### WHAT YOU SHOULD DO:
Output the records exactly, with no line skipped.

(Web page and app entries)
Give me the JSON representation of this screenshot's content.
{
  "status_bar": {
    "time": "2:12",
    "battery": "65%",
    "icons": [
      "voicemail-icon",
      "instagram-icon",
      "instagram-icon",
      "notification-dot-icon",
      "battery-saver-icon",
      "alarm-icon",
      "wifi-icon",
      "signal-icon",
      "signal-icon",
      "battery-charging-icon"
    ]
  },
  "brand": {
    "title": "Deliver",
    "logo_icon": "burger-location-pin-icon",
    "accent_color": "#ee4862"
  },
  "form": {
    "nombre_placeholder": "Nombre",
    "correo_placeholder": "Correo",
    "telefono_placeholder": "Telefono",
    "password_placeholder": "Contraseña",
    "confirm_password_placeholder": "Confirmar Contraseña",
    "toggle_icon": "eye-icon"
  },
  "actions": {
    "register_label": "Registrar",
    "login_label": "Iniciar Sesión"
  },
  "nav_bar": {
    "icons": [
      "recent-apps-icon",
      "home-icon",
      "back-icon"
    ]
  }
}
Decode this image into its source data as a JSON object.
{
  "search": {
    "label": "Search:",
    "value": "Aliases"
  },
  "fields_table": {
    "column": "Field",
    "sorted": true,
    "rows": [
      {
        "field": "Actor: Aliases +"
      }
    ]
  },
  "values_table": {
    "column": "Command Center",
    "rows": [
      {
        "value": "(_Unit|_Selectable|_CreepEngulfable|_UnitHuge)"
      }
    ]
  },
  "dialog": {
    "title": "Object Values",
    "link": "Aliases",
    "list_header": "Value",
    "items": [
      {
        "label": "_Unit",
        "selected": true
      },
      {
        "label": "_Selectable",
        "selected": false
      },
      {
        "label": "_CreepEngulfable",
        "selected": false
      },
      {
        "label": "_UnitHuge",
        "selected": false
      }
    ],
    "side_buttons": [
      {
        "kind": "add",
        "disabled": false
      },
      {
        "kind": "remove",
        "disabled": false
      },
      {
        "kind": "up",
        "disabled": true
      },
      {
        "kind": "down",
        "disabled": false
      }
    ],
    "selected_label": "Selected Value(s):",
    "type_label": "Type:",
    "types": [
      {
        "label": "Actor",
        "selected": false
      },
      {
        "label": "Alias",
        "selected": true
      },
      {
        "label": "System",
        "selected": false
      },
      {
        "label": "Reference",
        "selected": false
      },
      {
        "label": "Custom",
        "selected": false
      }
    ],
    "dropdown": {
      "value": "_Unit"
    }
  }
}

### YOUR SOLUTION:
Give me the JSON representation of this screenshot's content.
{
  "status_bar": {
    "time": "2:12",
    "battery": "65%",
    "icons": [
      "voicemail-icon",
      "instagram-icon",
      "instagram-icon",
      "notification-dot-icon",
      "battery-saver-icon",
      "alarm-icon",
      "wifi-icon",
      "signal-icon",
      "signal-icon",
      "battery-charging-icon"
    ]
  },
  "brand": {
    "title": "Deliver",
    "logo_icon": "burger-location-pin-icon",
    "accent_color": "#ee4862"
  },
  "form": {
    "nombre_placeholder": "Nombre",
    "correo_placeholder": "Correo",
    "telefono_placeholder": "Telefono",
    "password_placeholder": "Contraseña",
    "confirm_password_placeholder": "Confirmar Contraseña",
    "toggle_icon": "eye-icon"
  },
  "actions": {
    "register_label": "Registrar",
    "login_label": "Iniciar Sesión"
  },
  "nav_bar": {
    "icons": [
      "recent-apps-icon",
      "home-icon",
      "back-icon"
    ]
  }
}
Decode this image into its source data as a JSON object.
{
  "search": {
    "label": "Search:",
    "value": "Aliases"
  },
  "fields_table": {
    "column": "Field",
    "sorted": true,
    "rows": [
      {
        "field": "Actor: Aliases +"
      }
    ]
  },
  "values_table": {
    "column": "Command Center",
    "rows": [
      {
        "value": "(_Unit|_Selectable|_CreepEngulfable|_UnitHuge)"
      }
    ]
  },
  "dialog": {
    "title": "Object Values",
    "link": "Aliases",
    "list_header": "Value",
    "items": [
      {
        "label": "_Unit",
        "selected": true
      },
      {
        "label": "_Selectable",
        "selected": false
      },
      {
        "label": "_CreepEngulfable",
        "selected": false
      },
      {
        "label": "_UnitHuge",
        "selected": false
      }
    ],
    "side_buttons": [
      {
        "kind": "add",
        "disabled": false
      },
      {
        "kind": "remove",
        "disabled": false
      },
      {
        "kind": "up",
        "disabled": true
      },
      {
        "kind": "down",
        "disabled": false
      }
    ],
    "selected_label": "Selected Value(s):",
    "type_label": "Type:",
    "types": [
      {
        "label": "Actor",
        "selected": false
      },
      {
        "label": "Alias",
        "selected": true
      },
      {
        "label": "System",
        "selected": false
      },
      {
        "label": "Reference",
        "selected": false
      },
      {
        "label": "Custom",
        "selected": false
      }
    ],
    "dropdown": {
      "value": "_Unit"
    }
  }
}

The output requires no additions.